Virginia Walbot
Virginia Walbot, Ph.D., Professor, Department of Biology, Stanford University, Stanford, CA
Professor Walbot received a Stanford A.B. specializing in plant ecology.  Her Ph.D. from Yale concerned plant development, followed by biochemistry training at University of Georgia.  At Washington University, she collaborated with University of Missouri to analyze maize development and to initiate cloning of maize nuclear and mitochondrial genes.   At Stanford, her lab pioneered electroporation, discovered the intron enhancement effect, built the first steroid-dependent gene expression cassettes for plants, cloned and exploited the master Mutator transposon, and identified novel host regulation of Mutator in anthers.  The lab now focuses on anthers and recently defined hypoxia as triggering germinal specification.
Harkamal Walia
Harkamal Walia, Ph.D., Associate Professor, Plant Molecular Physiologist, Department of Agronomy and Horticulture, University of Nebraska, Lincoln, NE
Dr.  Walia received his Ph.D. in Plant Biology from the University of California, Riverside. His research interest is in understanding the physiological and molecular basis of abiotic stress tolerance in cereals. His program uses genomics and phenomics approaches for discovering novel genes and genetic variants for improving crop performance in sub-optimal growing conditions.
Randall Wisser
Randall Wisser, Ph.D., Associate Professor, Plant Genetics, Plant and Soil Sciences, University of Delaware, Newark, DE
Dr. Wisser is currently a faculty member in the Department of Plant and Soil Sciences at the University of Delaware. He completed his B.S. degree in Biological Sciences at Florida International University and his Ph.D. at Cornell University, followed by a postdoc at North Carolina State University. His research is on crop genetic diversity and breeding, with focal areas on response to selection, environmental adaptation, and disease resistance. This work is geared toward discovering and elucidating the functions and modes of action of genomic variants that give rise to quantitative, phenotypic effects. In parallel, he is developing experimental designs and approaches to achieve these goals allied with the development of germplasm resources for genetics and breeding initiatives.
Bing Yang
Bing Yang, Ph.D., Associate Professor, Department of Genetics, Development and Cell Biology, Iowa State University, Ames, IA

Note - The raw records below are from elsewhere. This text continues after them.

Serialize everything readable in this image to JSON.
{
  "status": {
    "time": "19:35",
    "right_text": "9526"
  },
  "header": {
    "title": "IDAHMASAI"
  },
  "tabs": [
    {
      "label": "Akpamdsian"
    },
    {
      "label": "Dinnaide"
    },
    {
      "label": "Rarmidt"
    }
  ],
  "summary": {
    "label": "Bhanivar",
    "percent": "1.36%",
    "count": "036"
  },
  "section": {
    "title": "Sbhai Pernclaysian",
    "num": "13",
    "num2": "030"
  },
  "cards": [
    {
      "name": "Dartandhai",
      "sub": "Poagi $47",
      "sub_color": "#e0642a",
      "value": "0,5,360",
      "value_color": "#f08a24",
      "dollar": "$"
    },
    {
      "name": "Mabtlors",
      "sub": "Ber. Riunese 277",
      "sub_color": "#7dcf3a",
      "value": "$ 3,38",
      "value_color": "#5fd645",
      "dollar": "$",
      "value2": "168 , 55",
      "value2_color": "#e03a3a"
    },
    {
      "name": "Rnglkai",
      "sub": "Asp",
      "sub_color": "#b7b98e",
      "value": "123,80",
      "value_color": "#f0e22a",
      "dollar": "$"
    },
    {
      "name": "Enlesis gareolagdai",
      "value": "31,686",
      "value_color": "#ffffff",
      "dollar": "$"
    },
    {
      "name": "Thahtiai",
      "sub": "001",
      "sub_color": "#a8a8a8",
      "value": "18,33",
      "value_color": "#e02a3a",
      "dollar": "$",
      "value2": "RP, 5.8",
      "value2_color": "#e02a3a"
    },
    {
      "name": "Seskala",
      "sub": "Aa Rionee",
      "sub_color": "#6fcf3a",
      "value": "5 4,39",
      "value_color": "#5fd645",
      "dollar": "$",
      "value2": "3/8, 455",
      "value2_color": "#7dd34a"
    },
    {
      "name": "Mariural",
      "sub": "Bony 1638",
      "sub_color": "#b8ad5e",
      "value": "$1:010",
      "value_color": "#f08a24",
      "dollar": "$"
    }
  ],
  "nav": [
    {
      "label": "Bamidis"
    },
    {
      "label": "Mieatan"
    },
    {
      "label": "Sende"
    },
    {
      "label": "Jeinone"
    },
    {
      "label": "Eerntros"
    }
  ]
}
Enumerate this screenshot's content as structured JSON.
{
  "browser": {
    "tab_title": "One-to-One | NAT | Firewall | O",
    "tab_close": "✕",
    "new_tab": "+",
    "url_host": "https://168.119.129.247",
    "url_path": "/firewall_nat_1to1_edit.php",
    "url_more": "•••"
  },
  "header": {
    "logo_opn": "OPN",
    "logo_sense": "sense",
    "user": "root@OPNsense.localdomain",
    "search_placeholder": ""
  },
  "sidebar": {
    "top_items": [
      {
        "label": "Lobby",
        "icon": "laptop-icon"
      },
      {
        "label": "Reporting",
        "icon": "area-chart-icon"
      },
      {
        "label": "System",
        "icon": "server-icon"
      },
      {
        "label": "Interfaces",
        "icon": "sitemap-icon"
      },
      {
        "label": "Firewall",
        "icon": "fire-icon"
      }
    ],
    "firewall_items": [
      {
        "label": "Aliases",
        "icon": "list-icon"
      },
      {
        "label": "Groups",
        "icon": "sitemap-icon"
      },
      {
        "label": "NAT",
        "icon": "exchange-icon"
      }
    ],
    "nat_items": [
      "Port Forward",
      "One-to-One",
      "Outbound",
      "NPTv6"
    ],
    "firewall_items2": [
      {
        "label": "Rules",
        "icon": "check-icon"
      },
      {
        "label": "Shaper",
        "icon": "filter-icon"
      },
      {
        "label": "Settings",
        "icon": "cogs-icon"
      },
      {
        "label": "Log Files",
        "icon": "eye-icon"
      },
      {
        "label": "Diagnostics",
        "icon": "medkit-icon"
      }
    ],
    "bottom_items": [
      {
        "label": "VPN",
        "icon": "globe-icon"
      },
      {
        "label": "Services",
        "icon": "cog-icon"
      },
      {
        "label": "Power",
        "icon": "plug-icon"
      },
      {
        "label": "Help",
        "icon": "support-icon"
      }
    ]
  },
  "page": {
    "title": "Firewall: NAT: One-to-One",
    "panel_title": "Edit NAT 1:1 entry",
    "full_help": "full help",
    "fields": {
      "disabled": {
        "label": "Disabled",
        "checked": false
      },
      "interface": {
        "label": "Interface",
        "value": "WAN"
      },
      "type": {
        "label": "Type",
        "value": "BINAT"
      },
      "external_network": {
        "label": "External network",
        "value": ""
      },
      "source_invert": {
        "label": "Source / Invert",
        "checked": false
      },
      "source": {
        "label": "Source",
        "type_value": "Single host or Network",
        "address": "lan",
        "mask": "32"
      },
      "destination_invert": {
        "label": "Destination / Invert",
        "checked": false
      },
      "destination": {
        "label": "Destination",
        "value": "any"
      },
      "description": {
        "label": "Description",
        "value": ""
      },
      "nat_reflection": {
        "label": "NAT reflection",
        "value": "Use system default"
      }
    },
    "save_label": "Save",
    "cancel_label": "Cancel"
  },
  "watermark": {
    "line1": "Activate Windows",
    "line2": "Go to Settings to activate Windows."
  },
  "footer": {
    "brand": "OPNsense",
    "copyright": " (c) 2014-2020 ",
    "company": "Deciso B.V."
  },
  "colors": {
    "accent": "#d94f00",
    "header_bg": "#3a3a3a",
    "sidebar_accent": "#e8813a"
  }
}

Dr. Yang received his Ph.D. in plant pathology at Kansas State University.  His research focuses on 1)the  molecular mechanism of plant/microbe interactions and crop disease resistance engineering; and 2) the development and application of TALEN and CRISPR technologies for targeted genome editing in plant species.  For the past 19 years, Dr. Yang has identified and characterized several important naturally-occurring TAL effectors in the rice pathogen, Xanthomonas oryzae, for their disease-promoting ability and, most recently, he has helped harness the disease-causing TAL effectors for targeted gene editing.  His group has generated the first disease-resistant crop plant by using the TALEN technology.
For questions, please contact Kathleen Mackey by email at kmackey@danforthcenter.org or by phone at 314-587-1203.